The PP&AR explores how discriminatory behaviors manifest themselves, steps that are being taken to address those behaviors, and the challenges associated with asserting elders’ individual rights while acknowledging vulnerabilities that are inevitably — although variably — associated with advanced chronological age.
Five separate articles illuminate the issues and options that face policymakers as they seek to eliminate negative discriminatory behaviors. Yet, the authors wrestle as well with how to identify and preserve age-biased provisions and practices that bring legitimate and needed benefits to older people. In particular, they ask if age discrimination is ever acceptable and whom might such discrimination advantage.
“We find that age-based discrimination raises a series of unique dilemmas for policymaking and service delivery,” said GSA Executive Director James Appleby, RPh, MPH. “We’re proud to partner with AGE UK to bring together the top minds from United States and the United Kingdom to address them.”
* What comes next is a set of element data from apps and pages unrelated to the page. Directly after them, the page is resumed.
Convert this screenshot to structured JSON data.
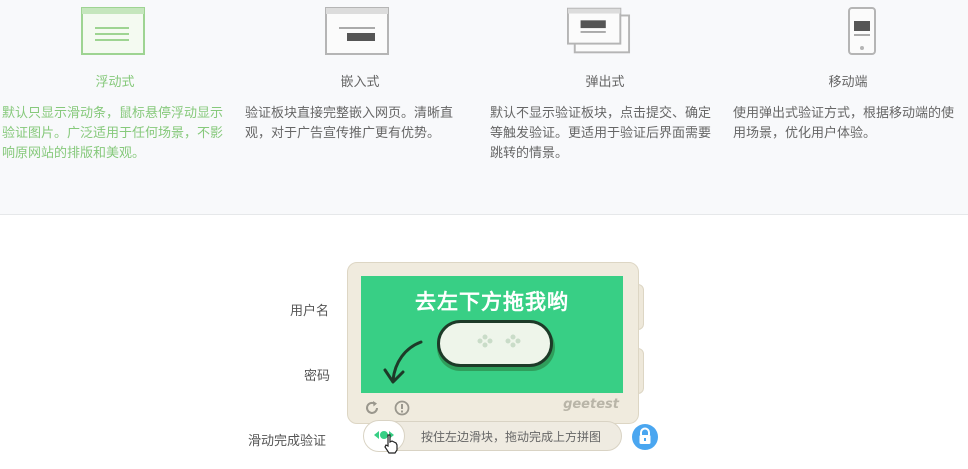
{
  "modes": [
    {
      "title": "浮动式",
      "desc": "默认只显示滑动条，鼠标悬停浮动显示验证图片。广泛适用于任何场景，不影响原网站的排版和美观。",
      "icon": "float-mode-icon",
      "active": true
    },
    {
      "title": "嵌入式",
      "desc": "验证板块直接完整嵌入网页。清晰直观，对于广告宣传推广更有优势。",
      "icon": "embed-mode-icon",
      "active": false
    },
    {
      "title": "弹出式",
      "desc": "默认不显示验证板块，点击提交、确定等触发验证。更适用于验证后界面需要跳转的情景。",
      "icon": "popup-mode-icon",
      "active": false
    },
    {
      "title": "移动端",
      "desc": "使用弹出式验证方式，根据移动端的使用场景，优化用户体验。",
      "icon": "mobile-mode-icon",
      "active": false
    }
  ],
  "form": {
    "username_label": "用户名",
    "password_label": "密码",
    "verify_label": "滑动完成验证"
  },
  "captcha": {
    "instruction": "去左下方拖我哟",
    "brand": "geetest",
    "slider_hint": "按住左边滑块，拖动完成上方拼图"
  },
  "colors": {
    "active_green": "#86c97b",
    "captcha_bg": "#38cf85",
    "lock_blue": "#4aa6f0"
  }
}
Authors Dominic Abrahms, PhD, and Hannah J. Swift pint out that among the 28 countries assessed in the 2008–2009 European Social Survey, 24 percent of respondents reported that they had experienced prejudice because of their gender and 16 percent because of their race or ethnicity. However, 34 percent reported having experienced age prejudice in the last year, 37 percent said they had felt a lack of respect because of their age, and 28 percent said they had been treated badly because of their age. Overall, 46 percent of respondents said they had experienced at least one of these forms of age prejudice in the last year.
Tay K. McNamara, PhD, and John Williamson, PhD, provide data from the U.S. Equal Employment Opportunity Commission, which show that the percentage of the charges filed with the commission attributable to age has increased steadily over the past 15 years. In 2011, for example, almost one in four claims was related to age discrimination. Yet these authors go on to identify examples of possible acceptable treatment of people of different ages, including mandatory retirement in certain occupations (e.g., firefighting and law enforcement), senior citizen discounts, age-restricted communities, more frequent testing of older drivers, and lower positioning of older people on organ transplant waiting lists.
The new PP&AR, “Cross-National Perspectives on Age Discrimination,” is available for purchase at www.geron.org/bookstore. Reporters may request electronic review copies.
Todd Kluss | EurekAlert!
Fixating on faces
26.01.2017 | California Institute of Technology
Internet use in class tied to lower test scores
16.12.2016 | Michigan State University
In the field of nanoscience, an international team of physicists with participants from Konstanz has achieved a breakthrough in understanding heat transport
Cells need to repair damaged DNA in our genes to prevent the development of cancer and other diseases. Our cells therefore activate and send “repair-proteins”...
The Fraunhofer IWS Dresden and Technische Universität Dresden inaugurated their jointly operated Center for Additive Manufacturing Dresden (AMCD) with a festive ceremony on February 7, 2017. Scientists from various disciplines perform research on materials, additive manufacturing processes and innovative technologies, which build up components in a layer by layer process. This technology opens up new horizons for component design and combinations of functions. For example during fabrication, electrical conductors and sensors are already able to be additively manufactured into components. They provide information about stress conditions of a product during operation.
The 3D-printing technology, or additive manufacturing as it is often called, has long made the step out of scientific research laboratories into industrial...
Nature does amazing things with limited design materials. Grass, for example, can support its own weight, resist strong wind loads, and recover after being...
Nanometer-scale magnetic perforated grids could create new possibilities for computing. Together with international colleagues, scientists from the Helmholtz Zentrum Dresden-Rossendorf (HZDR) have shown how a cobalt grid can be reliably programmed at room temperature. In addition they discovered that for every hole ("antidot") three magnetic states can be configured. The results have been published in the journal "Scientific Reports".
Physicist Dr. Rantej Bali from the HZDR, together with scientists from Singapore and Australia, designed a special grid structure in a thin layer of cobalt in...
13.02.2017 | Event News
10.02.2017 | Event News
09.02.2017 | Event News
23.02.2017 | Physics and Astronomy
23.02.2017 | Earth Sciences
23.02.2017 | Life Sciences